Resist is now persist.
And as the one-year anniversary of the Women’s March on Washington nears, positive action groups based in Middleburgh and Cherry Valley are coming together for the Women’s March II, Saturday, January 20 in Cobleskill.
Thursday, more than a dozen volunteers from both groups got together at the Green Wolf in Middleburgh—many of them meeting for the first time—to work on banners, pink “pussy” hats, posters, and oversized puppets.
The 2016 Women’s March drew an estimated two million people worldwide and about 350 to Cobleskill, rallying as a way to draw attention to President Donald Trump’s comments on women, the environment, LGBT rights, and more.
Since then, Rural Awakening and its neighbor to the east, Blue Streak, and Positive Action Cherry Valley have hosted a variety of events focused on bringing about political change.
They’ve hosted films and speakers, organized Earth Day events and parades, canvassed local voters, gathered for pot lucks, and even had members run for office.
The march on January 20th—really a rally—will continue all of that said Theresa Heary of Middleburgh, a Rural Awakening member and one of the event’s organizers.
“If everyone does a little, we can change the world,” said Ms. Heary, taking a break Thursday from stamping posters to advertise the event.
“So much of what’s going on now, just isn’t right. We need to work to change things and we’re hoping to inspire people to speak out. This is our voice and it’s bigger than us.”
Meanwhile, on the other side of the room, longtime activist Elliott Adams from Sharon Springs and a member of Positive Action Cherry Valley, worked with Blue Streak’s Jean Burton on adding another layer of paper mache to the head of Lady Liberty.
The Cherry Valley group created oversized puppet Gaia for its Earth Day event and followed up with Uncle Sam for a July 4th parade in Springfield.
Both Gaia and Uncle Sam will be joining Lady Liberty in Cobleskill.
“It’s really an eye-catching way to make a point,” said Mr. Adams of the puppets.
“They draw in kids—really, people of all ages. And then we can begin to have a conversation.”
Sue Spivack of Cobleskill, another veteran activist and with Mr. Adams and Cindy Campbell of Cherry Valley, one of the organizers of the ’16 rally, was another who showed up Thursday to help.
She said she was thrilled—and gratified--to see how it’s grown.

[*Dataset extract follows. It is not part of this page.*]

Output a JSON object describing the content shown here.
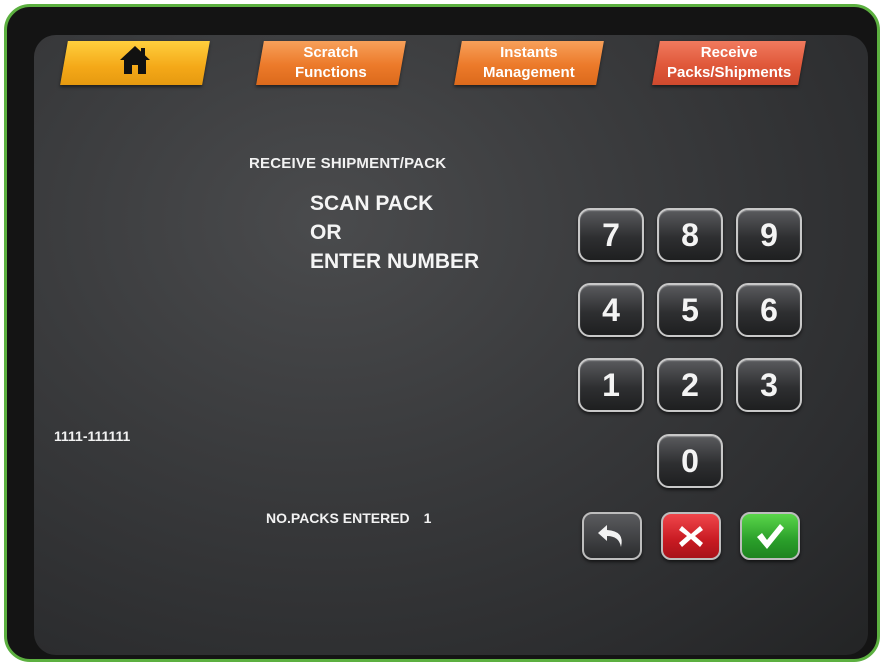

“Look at all of these young people,” she said. “It’s a grassroots groundswell. More and more people are realizing what’s at stake here—our country and our democracy…I felt total gratitude when Theresa contacted me…”
The rally will take place in Cobleskill’s Veterans’ Memorial Centre Park, near the theater, and run from 1-3pm.
Though plans are still coming together, Rev. Sarh Litzner of Zion Lutheran Church, Cobleskill will be the featured speaker.
Last January, Women’s March organizers said they’d have been thrilled with a crowd of 50. Instead, they got seven times that.
“Who knows what we’ll see this time,” said Julia Walter of Cobleskill, who was there—and in Middleburgh Thursday.
“All I know is that that was my daughter’s first rally and she’s still talking about it.”